At some point, you may need to see what is happening inside the SSL posted to your Citrix Access Gateway Enterprise or Netscaler appliance. I had that need today and the web was not much help. There was one Citrix Knowledge Center article on capturing traffic, but looking at SSL handshakes isn't very useful in my world.

I put on my ninja hat and went to town, as they say.
The first step is to determine what certificate is being used by your appliance. You may have more than one certificate if you have multiple v-servers. Login to the appliance and go t SSL, under configuration. You will need to know the names of your certificate file and key file.

In the screen above note the certificate file is /nsconfig/ssl/bpcag.cert and the key file is /nsconfig/ssl/bpcag.key
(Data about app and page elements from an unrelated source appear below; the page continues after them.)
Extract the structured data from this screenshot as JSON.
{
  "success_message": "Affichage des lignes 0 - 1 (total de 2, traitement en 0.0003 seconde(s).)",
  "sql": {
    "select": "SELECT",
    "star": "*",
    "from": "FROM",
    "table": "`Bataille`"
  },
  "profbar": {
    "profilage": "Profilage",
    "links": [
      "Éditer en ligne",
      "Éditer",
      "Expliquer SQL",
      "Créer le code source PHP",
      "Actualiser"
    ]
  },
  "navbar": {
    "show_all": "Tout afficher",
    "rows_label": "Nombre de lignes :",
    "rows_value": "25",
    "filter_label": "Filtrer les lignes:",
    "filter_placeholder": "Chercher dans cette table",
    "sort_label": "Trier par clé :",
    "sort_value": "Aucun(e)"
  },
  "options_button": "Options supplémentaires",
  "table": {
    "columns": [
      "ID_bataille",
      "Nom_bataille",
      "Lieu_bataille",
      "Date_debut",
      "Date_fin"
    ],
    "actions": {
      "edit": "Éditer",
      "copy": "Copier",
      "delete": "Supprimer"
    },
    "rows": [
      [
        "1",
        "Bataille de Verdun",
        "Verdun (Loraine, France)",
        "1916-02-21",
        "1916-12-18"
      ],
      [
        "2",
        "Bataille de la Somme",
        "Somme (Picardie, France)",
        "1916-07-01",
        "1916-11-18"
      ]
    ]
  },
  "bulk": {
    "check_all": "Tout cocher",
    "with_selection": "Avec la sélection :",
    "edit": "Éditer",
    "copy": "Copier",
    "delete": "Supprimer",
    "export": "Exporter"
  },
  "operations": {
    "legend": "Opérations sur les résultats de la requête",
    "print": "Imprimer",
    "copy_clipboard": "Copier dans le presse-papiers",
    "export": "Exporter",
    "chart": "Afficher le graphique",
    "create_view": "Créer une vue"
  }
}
1. SSH into the Netscaler. Putty will work
This is done via the management IP as nsroot. You will need to type shell and hit enter to get a useful shell.

2. change to the /nsconfig/ssl directory

3. Execute the following commands

4. openssl pkcs12 -export -inkey bpcag.key -in bpcag.cert -out bpcagout.pfx
If you already have a pfx from a certificate vendor, you can skip this step and reference the vendor pfx in the command on line 6.

5. You may be asked to enter the key decrypt password. If you do not have this, you are out of luck and will need to get a new cert and keep the password. You will be asked to create an export password. Make sure to remember this.

6. openssl pkcs12 -in bpcagout.pfx -out clearpemout.txt -nodes

7. You will be asked for the password that you created with the command in line 4. The resulting file clearpemout.txt is your certificate and RSA private key in clear form. If this is a production key, make sure to keep a close watch on this file. Your SSL is only as secure as the private key.

8. Use Filezilla or WinSCP to get the file from the netscaler location /nsconfig/ssl, and copy it to your workstation. I like Filezilla better...

9. Create a text file containing only the private key section of clearpemout.txt to be read by Wireshark.
This text is an unencrypted copy of the private key, so handle the file with caution
The key looks like this.

10. Open Wireshark and go to Edit > Preferences.

11. Find SSL under Protocols

12. Make sure the check boxes are checked.

13. In the field RSA keys list, enter your key and server data. A typical string looks like this,443,ssl,c:\cert.key;,443,ssl,c:\cagx.txt;,443,ssl,c:\cagx.txt;,443,ssl,c:\cagx.txt

It must reference the IP address of the V-server you are sniffing, the port, the protocol (SSL), and the full path to the decrypted key file. In the example about, each separate entry is delimited by a semi-colon. If you are using alternate ports for SSL make sure to pay attention to the string. Each combination of protocol, IP, port and key file must have its own entry.

Now you are ready to read some data!!!

To sniff the traffic from the CAG/Netscaler, you must SSH in and use the command line -sz 1514 -tcpdump 1

Don't use the native tcpdump, as its fought with peril.

The command will create numbered capture files, rolling to the next every 3600 seconds. The files will ve dumped into /var/nstrace

Start your trace, generate your traffic, then stop the trace ctrl+c, then copy the trace files to your machine and open them in wireshark. To view the SSL payload in wireshark, you must find the initial SSL handshake, right click on one of the handshake packets and select Follow SSL Stream. If you don't find the handshake, you may have started your trace after the handshake occurred.

To filter out some of the pesky extraneous data (there will be a lot), you can use the filter bar. A common filter would be (tcp.port eq 443). This only shows traffic on tcp port 443. You may want to constrain it further, if you have many active v-servers with (ip.addr eq, using the appropriate v-server IP. You can combine the filters (tcp.port eq 443) && (ip.addr eq


No comments:

Inputting falsified referrals to this site violates the terms of service of this site and is considered unauthorized access (hacking).